_TASK DIRECTIONS_
Write out the records in full and without alteration, setting aside their pictures.

_THE RECORDS_
○ ○ ○ ○ ○
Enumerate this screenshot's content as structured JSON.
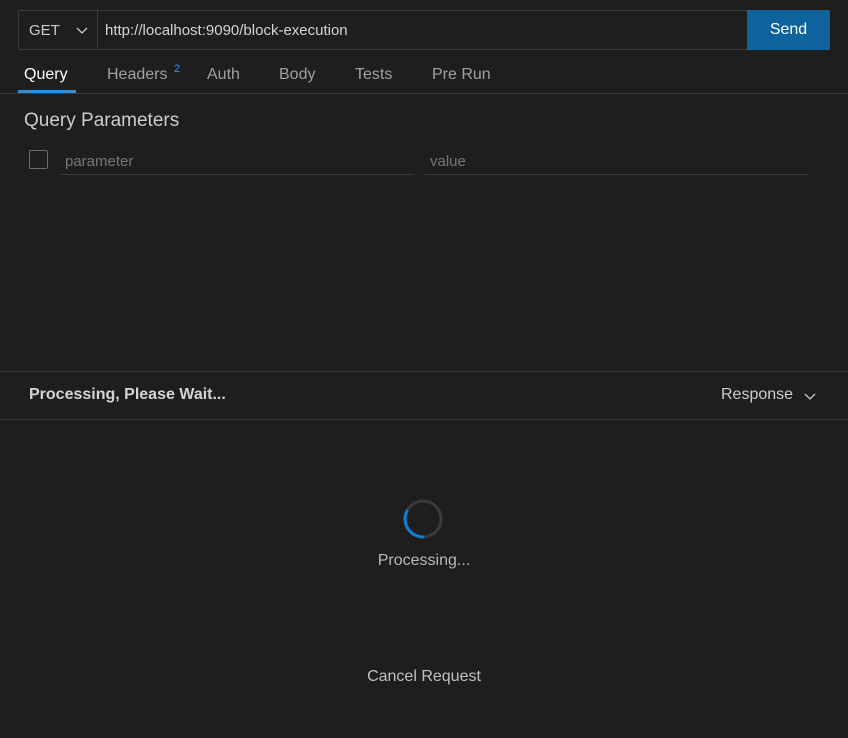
{
  "request": {
    "method": "GET",
    "url": "http://localhost:9090/block-execution",
    "send_label": "Send"
  },
  "tabs": [
    {
      "label": "Query",
      "active": true
    },
    {
      "label": "Headers",
      "badge": "2"
    },
    {
      "label": "Auth"
    },
    {
      "label": "Body"
    },
    {
      "label": "Tests"
    },
    {
      "label": "Pre Run"
    }
  ],
  "query": {
    "title": "Query Parameters",
    "param_placeholder": "parameter",
    "value_placeholder": "value"
  },
  "response": {
    "status_text": "Processing, Please Wait...",
    "view_select": "Response",
    "loading_text": "Processing...",
    "cancel_label": "Cancel Request"
  },
  "colors": {
    "background": "#1e1e1e",
    "accent": "#0e639c",
    "tab_underline": "#2f8fd7",
    "badge": "#3794ff"
  },
  "icons": {
    "method_dropdown": "chevron-down-icon",
    "response_dropdown": "chevron-down-icon",
    "loading": "spinner-icon"
  }
}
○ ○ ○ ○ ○
_YOUR RESPONSE_
Enumerate this screenshot's content as structured JSON.
{
  "request": {
    "method": "GET",
    "url": "http://localhost:9090/block-execution",
    "send_label": "Send"
  },
  "tabs": [
    {
      "label": "Query",
      "active": true
    },
    {
      "label": "Headers",
      "badge": "2"
    },
    {
      "label": "Auth"
    },
    {
      "label": "Body"
    },
    {
      "label": "Tests"
    },
    {
      "label": "Pre Run"
    }
  ],
  "query": {
    "title": "Query Parameters",
    "param_placeholder": "parameter",
    "value_placeholder": "value"
  },
  "response": {
    "status_text": "Processing, Please Wait...",
    "view_select": "Response",
    "loading_text": "Processing...",
    "cancel_label": "Cancel Request"
  },
  "colors": {
    "background": "#1e1e1e",
    "accent": "#0e639c",
    "tab_underline": "#2f8fd7",
    "badge": "#3794ff"
  },
  "icons": {
    "method_dropdown": "chevron-down-icon",
    "response_dropdown": "chevron-down-icon",
    "loading": "spinner-icon"
  }
}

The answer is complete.